=== Task prompt ===
Every record below should be repeated word for word, with the pictures left out.

=== Exercise inputs ===
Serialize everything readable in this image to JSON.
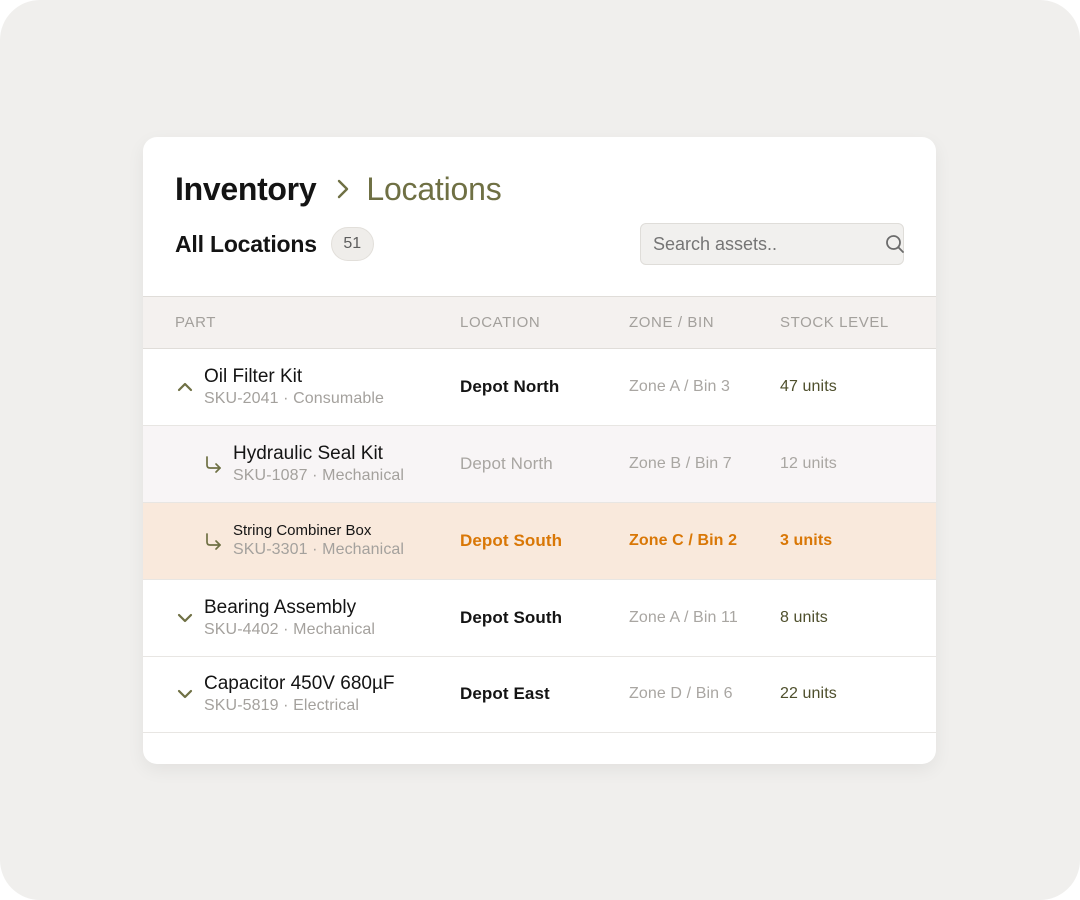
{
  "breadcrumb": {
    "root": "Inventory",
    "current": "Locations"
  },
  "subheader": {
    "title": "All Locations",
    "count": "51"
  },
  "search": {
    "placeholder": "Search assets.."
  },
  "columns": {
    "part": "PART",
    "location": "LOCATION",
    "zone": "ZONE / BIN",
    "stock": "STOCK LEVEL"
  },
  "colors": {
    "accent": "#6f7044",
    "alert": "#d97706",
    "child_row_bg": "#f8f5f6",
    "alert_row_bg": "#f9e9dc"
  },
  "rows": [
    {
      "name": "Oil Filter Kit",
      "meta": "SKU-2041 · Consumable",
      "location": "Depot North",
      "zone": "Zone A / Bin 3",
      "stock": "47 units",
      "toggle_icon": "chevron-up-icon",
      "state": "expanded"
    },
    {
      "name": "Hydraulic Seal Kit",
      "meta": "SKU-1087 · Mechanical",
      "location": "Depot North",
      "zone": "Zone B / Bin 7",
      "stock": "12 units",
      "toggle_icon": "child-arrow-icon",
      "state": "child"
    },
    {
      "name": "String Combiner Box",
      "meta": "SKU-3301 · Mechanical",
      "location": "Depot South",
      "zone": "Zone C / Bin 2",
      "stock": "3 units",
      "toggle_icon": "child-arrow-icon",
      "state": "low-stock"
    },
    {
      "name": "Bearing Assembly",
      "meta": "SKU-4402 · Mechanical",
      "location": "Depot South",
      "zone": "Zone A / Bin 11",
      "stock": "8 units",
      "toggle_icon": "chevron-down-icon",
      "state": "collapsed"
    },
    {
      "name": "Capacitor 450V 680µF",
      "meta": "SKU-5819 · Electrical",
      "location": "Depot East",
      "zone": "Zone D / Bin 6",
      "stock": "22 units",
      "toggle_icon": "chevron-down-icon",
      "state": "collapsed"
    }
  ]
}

=== Response for this exercise ===
Serialize everything readable in this image to JSON.
{
  "breadcrumb": {
    "root": "Inventory",
    "current": "Locations"
  },
  "subheader": {
    "title": "All Locations",
    "count": "51"
  },
  "search": {
    "placeholder": "Search assets.."
  },
  "columns": {
    "part": "PART",
    "location": "LOCATION",
    "zone": "ZONE / BIN",
    "stock": "STOCK LEVEL"
  },
  "colors": {
    "accent": "#6f7044",
    "alert": "#d97706",
    "child_row_bg": "#f8f5f6",
    "alert_row_bg": "#f9e9dc"
  },
  "rows": [
    {
      "name": "Oil Filter Kit",
      "meta": "SKU-2041 · Consumable",
      "location": "Depot North",
      "zone": "Zone A / Bin 3",
      "stock": "47 units",
      "toggle_icon": "chevron-up-icon",
      "state": "expanded"
    },
    {
      "name": "Hydraulic Seal Kit",
      "meta": "SKU-1087 · Mechanical",
      "location": "Depot North",
      "zone": "Zone B / Bin 7",
      "stock": "12 units",
      "toggle_icon": "child-arrow-icon",
      "state": "child"
    },
    {
      "name": "String Combiner Box",
      "meta": "SKU-3301 · Mechanical",
      "location": "Depot South",
      "zone": "Zone C / Bin 2",
      "stock": "3 units",
      "toggle_icon": "child-arrow-icon",
      "state": "low-stock"
    },
    {
      "name": "Bearing Assembly",
      "meta": "SKU-4402 · Mechanical",
      "location": "Depot South",
      "zone": "Zone A / Bin 11",
      "stock": "8 units",
      "toggle_icon": "chevron-down-icon",
      "state": "collapsed"
    },
    {
      "name": "Capacitor 450V 680µF",
      "meta": "SKU-5819 · Electrical",
      "location": "Depot East",
      "zone": "Zone D / Bin 6",
      "stock": "22 units",
      "toggle_icon": "chevron-down-icon",
      "state": "collapsed"
    }
  ]
}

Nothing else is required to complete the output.